-ECG monitoring should be considered in the interval following the first dose in patients with risk factors for coronary artery disease (CAD) who have satisfactorily completed a cardiovascular evaluation, consider periodic cardiovascular evaluation in intermittent long-term users with, or who acquire cardiovascular risk factors.
-Monitor blood pressure, especially in the elderly and in those with renal impairment.
-Monitor for serotonin syndrome if concomitant use of selective serotonin reuptake inhibitors (SSRIs) or selective norepinephrine reuptake inhibitors (SNRIs) are necessary, particularly when starting therapy or with a new or increased dose of a serotonergic medication.
-Patients should be advised to talk with their doctor or pharmacist before taking any new medications or supplements.
-Patients should be aware of the risk of serious cardiovascular side effects and the importance of seeking medical advice promptly if they occur.
-Patients experiencing no relief from a first dose of this medication should be instructed not to take a second dose without first talking to their healthcare provider.
-This drug may impair judgment, thinking, or motor skills; have patient avoid driving or operating machinery until adverse effects are determined.
-Advise patient to speak to physician or health care professional if pregnant, intend to become pregnant, or are breastfeeding.
What is the dose of Eletriptan for a child?

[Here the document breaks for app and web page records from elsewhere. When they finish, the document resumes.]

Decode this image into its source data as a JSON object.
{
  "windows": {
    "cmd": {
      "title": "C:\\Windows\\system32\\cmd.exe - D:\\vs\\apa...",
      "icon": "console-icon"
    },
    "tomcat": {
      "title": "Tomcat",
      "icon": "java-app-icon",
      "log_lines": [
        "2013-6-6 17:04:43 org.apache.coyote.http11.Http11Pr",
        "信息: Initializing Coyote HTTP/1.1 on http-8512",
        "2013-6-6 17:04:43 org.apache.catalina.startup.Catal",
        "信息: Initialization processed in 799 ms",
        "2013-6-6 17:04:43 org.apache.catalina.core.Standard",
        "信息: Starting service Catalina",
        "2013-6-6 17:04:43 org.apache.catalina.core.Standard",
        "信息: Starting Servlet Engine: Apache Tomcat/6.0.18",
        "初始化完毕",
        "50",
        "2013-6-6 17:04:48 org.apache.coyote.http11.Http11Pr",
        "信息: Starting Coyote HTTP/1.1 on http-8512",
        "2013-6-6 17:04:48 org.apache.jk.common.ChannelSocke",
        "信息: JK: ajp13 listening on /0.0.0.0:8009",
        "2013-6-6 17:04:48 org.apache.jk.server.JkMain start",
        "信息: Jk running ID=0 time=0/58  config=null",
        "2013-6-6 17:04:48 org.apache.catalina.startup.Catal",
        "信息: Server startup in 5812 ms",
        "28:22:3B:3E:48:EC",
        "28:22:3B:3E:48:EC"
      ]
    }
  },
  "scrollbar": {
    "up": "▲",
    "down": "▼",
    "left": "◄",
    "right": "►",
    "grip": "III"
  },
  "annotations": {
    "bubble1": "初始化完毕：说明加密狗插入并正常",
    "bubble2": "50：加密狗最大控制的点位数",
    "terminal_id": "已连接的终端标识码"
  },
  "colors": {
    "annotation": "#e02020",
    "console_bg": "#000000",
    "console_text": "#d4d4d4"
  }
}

The dosage has not been established in pediatric patients. It may be unsafe for your child. It is always important to fully understand the safety of the drug before using. Please consult with your doctor or pharmacist for more information.
How is Eletriptan available?
Eletriptan is available in the following dosage forms and strengths:
What should I do in case of an emergency or overdose?
In case of an emergency or an overdose, call your local emergency services or go to your nearest emergency room.
What should I do if I miss a dose?
If you miss a dose of Eletriptan, take it as soon as possible. However, if it is almost time for your next dose, skip the missed dose and take your regular dose as scheduled. Do not take a double dose.
Hello Health Group does not provide medical advice, diagnosis or treatment.
Eletriptan Hbr Tablet. https://www.webmd.com/drugs/2/drug-64733/eletriptan-hbr-oral/details. Accessed January 24, 2018.
Eletriptan Dosage. https://www.drugs.com/dosage/eletriptan.html. Accessed January 24, 2018.
Review Date: January 24, 2018 | Last Modified: January 24, 2018